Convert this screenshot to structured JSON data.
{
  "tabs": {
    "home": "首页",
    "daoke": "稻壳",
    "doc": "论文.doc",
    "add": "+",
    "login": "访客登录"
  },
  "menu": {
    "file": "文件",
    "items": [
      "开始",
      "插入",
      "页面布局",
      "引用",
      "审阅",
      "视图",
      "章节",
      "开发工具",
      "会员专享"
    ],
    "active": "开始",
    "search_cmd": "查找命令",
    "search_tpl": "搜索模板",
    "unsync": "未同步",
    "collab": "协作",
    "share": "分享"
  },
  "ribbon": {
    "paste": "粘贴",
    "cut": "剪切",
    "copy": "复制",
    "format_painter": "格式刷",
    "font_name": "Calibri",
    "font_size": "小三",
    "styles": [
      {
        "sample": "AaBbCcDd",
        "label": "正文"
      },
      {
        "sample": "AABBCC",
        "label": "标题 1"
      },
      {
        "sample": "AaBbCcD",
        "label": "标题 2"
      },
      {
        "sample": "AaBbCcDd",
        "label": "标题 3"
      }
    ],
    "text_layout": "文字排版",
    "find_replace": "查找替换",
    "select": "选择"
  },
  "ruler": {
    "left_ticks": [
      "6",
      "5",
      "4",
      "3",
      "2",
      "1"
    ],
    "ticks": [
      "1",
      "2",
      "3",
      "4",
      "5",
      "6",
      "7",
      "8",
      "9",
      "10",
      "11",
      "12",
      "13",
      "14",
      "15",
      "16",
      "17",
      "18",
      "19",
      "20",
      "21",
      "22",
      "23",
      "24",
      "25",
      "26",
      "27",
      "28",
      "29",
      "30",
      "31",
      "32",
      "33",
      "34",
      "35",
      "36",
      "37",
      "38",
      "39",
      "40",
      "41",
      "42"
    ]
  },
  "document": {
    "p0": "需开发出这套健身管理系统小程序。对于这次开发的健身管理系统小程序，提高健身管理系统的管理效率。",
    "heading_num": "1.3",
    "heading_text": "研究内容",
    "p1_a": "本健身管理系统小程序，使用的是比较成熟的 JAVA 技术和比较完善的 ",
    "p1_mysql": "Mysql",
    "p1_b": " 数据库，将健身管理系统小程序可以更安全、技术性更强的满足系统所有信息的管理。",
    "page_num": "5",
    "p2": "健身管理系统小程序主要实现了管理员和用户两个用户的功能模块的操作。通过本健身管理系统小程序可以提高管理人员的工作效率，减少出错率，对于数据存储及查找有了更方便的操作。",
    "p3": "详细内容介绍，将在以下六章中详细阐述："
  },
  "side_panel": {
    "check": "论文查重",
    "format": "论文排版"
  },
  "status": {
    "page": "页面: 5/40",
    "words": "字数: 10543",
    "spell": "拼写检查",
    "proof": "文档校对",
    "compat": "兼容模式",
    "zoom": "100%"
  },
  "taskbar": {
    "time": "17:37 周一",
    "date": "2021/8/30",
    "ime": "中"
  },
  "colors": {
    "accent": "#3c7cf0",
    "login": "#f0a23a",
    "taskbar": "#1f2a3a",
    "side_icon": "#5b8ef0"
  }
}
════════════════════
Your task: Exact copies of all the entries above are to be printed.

Written response:
Convert this screenshot to structured JSON data.
{
  "tabs": {
    "home": "首页",
    "daoke": "稻壳",
    "doc": "论文.doc",
    "add": "+",
    "login": "访客登录"
  },
  "menu": {
    "file": "文件",
    "items": [
      "开始",
      "插入",
      "页面布局",
      "引用",
      "审阅",
      "视图",
      "章节",
      "开发工具",
      "会员专享"
    ],
    "active": "开始",
    "search_cmd": "查找命令",
    "search_tpl": "搜索模板",
    "unsync": "未同步",
    "collab": "协作",
    "share": "分享"
  },
  "ribbon": {
    "paste": "粘贴",
    "cut": "剪切",
    "copy": "复制",
    "format_painter": "格式刷",
    "font_name": "Calibri",
    "font_size": "小三",
    "styles": [
      {
        "sample": "AaBbCcDd",
        "label": "正文"
      },
      {
        "sample": "AABBCC",
        "label": "标题 1"
      },
      {
        "sample": "AaBbCcD",
        "label": "标题 2"
      },
      {
        "sample": "AaBbCcDd",
        "label": "标题 3"
      }
    ],
    "text_layout": "文字排版",
    "find_replace": "查找替换",
    "select": "选择"
  },
  "ruler": {
    "left_ticks": [
      "6",
      "5",
      "4",
      "3",
      "2",
      "1"
    ],
    "ticks": [
      "1",
      "2",
      "3",
      "4",
      "5",
      "6",
      "7",
      "8",
      "9",
      "10",
      "11",
      "12",
      "13",
      "14",
      "15",
      "16",
      "17",
      "18",
      "19",
      "20",
      "21",
      "22",
      "23",
      "24",
      "25",
      "26",
      "27",
      "28",
      "29",
      "30",
      "31",
      "32",
      "33",
      "34",
      "35",
      "36",
      "37",
      "38",
      "39",
      "40",
      "41",
      "42"
    ]
  },
  "document": {
    "p0": "需开发出这套健身管理系统小程序。对于这次开发的健身管理系统小程序，提高健身管理系统的管理效率。",
    "heading_num": "1.3",
    "heading_text": "研究内容",
    "p1_a": "本健身管理系统小程序，使用的是比较成熟的 JAVA 技术和比较完善的 ",
    "p1_mysql": "Mysql",
    "p1_b": " 数据库，将健身管理系统小程序可以更安全、技术性更强的满足系统所有信息的管理。",
    "page_num": "5",
    "p2": "健身管理系统小程序主要实现了管理员和用户两个用户的功能模块的操作。通过本健身管理系统小程序可以提高管理人员的工作效率，减少出错率，对于数据存储及查找有了更方便的操作。",
    "p3": "详细内容介绍，将在以下六章中详细阐述："
  },
  "side_panel": {
    "check": "论文查重",
    "format": "论文排版"
  },
  "status": {
    "page": "页面: 5/40",
    "words": "字数: 10543",
    "spell": "拼写检查",
    "proof": "文档校对",
    "compat": "兼容模式",
    "zoom": "100%"
  },
  "taskbar": {
    "time": "17:37 周一",
    "date": "2021/8/30",
    "ime": "中"
  },
  "colors": {
    "accent": "#3c7cf0",
    "login": "#f0a23a",
    "taskbar": "#1f2a3a",
    "side_icon": "#5b8ef0"
  }
}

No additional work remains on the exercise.